Challenge 2025

The Digitization of the Global Credit Union System

 

A New Decade, A New Goal

In 2014, World Council of Credit Unions set a goal of reaching 260 million credit union members worldwide by 2020.

Through a concentrated worldwide effort, credit unions were able to reach our "Vision 2020" goal by 2017. But that growth was not even across all countries or among all credit unions. The credit unions that grew were those that offered core services via online and mobile channels. That is why we are now addressing how we increase membership going forward—through the digitization of the global credit union system by 2025.

Measuring Global Digitization

World Council will measure the digitization of credit unions in four key areas and report annually on the progress being made toward Challenge 2025.

Digital Channels

Offering members core digital transaction services such as online and mobile banking, online payments and online loan processing.

Digital Payments

Connecting your credit union to a shared payments system that allows for mobile payments and integrated with a national payments system.

Data Analytics

Employing data analytics to determine additional service offerings to members, and helping to identify those that need financial literacy or counseling services.

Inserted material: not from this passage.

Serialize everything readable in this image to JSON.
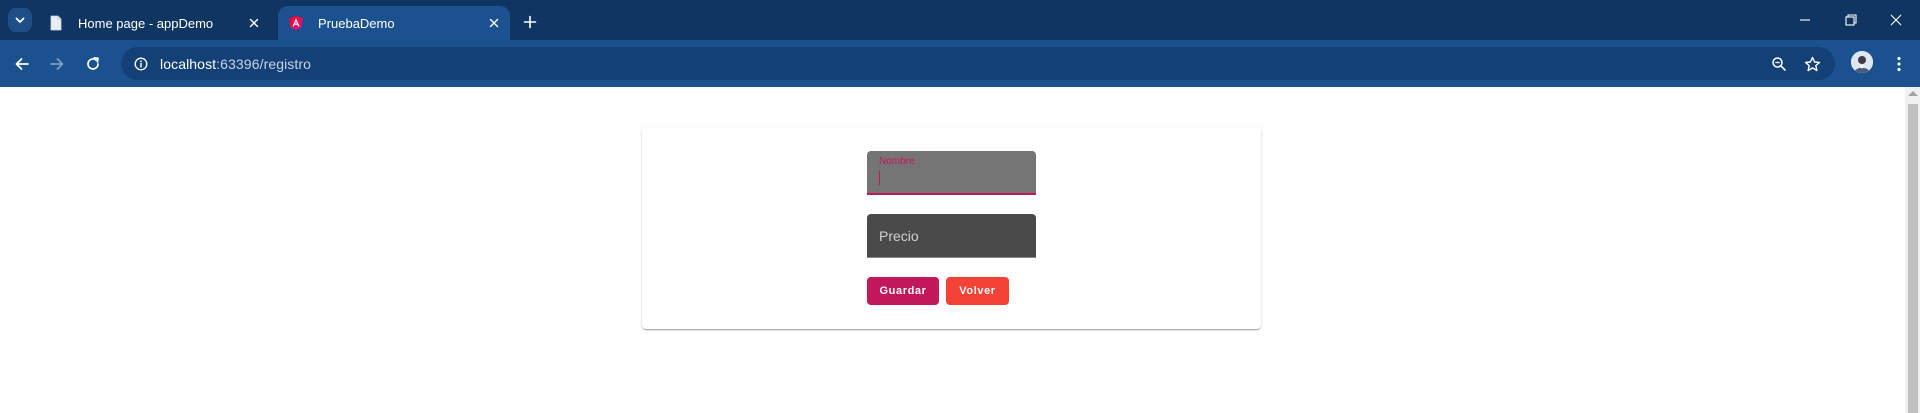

Data Cybersecurity

Implementation of a cybersecurity system that complies with national regulations to protect members' consumer data from digital attacks and intrusions.

 

Follow Our Progress, Tell Us About Yours

Track the latest developments in digitization here and feel free to send us updates on how your credit union or credit union system is striving to help us meet Challenge 2025 at communications@woccu.org.

Polish Credit Unions Push Digital Options to Counteract Effects of COVID-19 Pandemic

The following post was provided by the National Association of Co-operative Savings and Credit Unions (NACSCU), World Council’s direct member organization in Poland.

The safety and health of credit union employees and members during the pandemic was a priority for all of us at NACSCU. That is why we recommended limits on the number of direct contacts between employees and credit union members. But this situation also created an opportunity to reduce the level of digital exclusion and bridge the technological gap.

“Stay at home” orders and social distancing gave us a chance to strengthen our credit unions’ transactional product line. The situation increased the importance of having credit union accounts with access to complete transactional services. NACSCU decided to intensify and accelerate work on technological innovations. We also worked with our credit unions to educate their members, concentrating on the popularization of remote account handling through internet channels and mobile applications. NACSCU and its credit unions began recommending members use contactless and non-cash transaction services and promoted payment cards as a safe way to make payments and settlements in a pandemic.

Credit union members who decided to activate an account through online channels or mobile applications and use payment cards were able to:

  • have direct access to accounts, balances and operations’ history without leaving home.
  • make any payments or other financial transactions from home.
  • make contactless and cashless payments in stores.
  • make payments in online stores that deliver those purchases.
  • be independent from the need to have credit union branches open and available.

NACSCU also prepared to provide remote capabilities to its credit unions through phone and internet channels, allowing them to provide more remote services. This gave those credit unions the chance to continue with full operational services in the hardest time of the pandemic, when many branches were closed.

The height of the pandemic in Poland stretched from the second half of March until the end of April. During that time, we observed high interest from our credit unions in issuing payment cards, and in utilizing online and mobile transaction systems. Credit unions encouraged members to obtain and use payment cards. They also encouraged members who had payment cards, but did not actively use them, to start doing so. The Polish credit union system was one of the first to implement and allow for a higher amount of contactless transactions that do not require PIN authorization. As a result of all these efforts, more payment cards were issued to Polish credit union members during those two months than in all of 2019. That caused a large increase in the number of digital payment transactions as well.

At the same time, NACSCU completed two important projects. The first was to develop a multicurrency payment card, which credit unions started offering to members on June 1. The multicurrency payment cards have the same functionality of debit cards with competitive exchange rates for payments in foreign currency. Multicurrency payment cards are also ecological, with all components made from recyclable, natural materials.

The second project focused on the implementation of fast, simple and safe tax, administration and internet shopping payments. The finished product is called “Paybynet.” Credit union members can now make the same fast, safe transfers as clients of other financial institutions that serve the Polish market. It further reduces the technological gap between banks and credit unions in Poland and allows credit union members make safe transfers, which is crucial during the pandemic.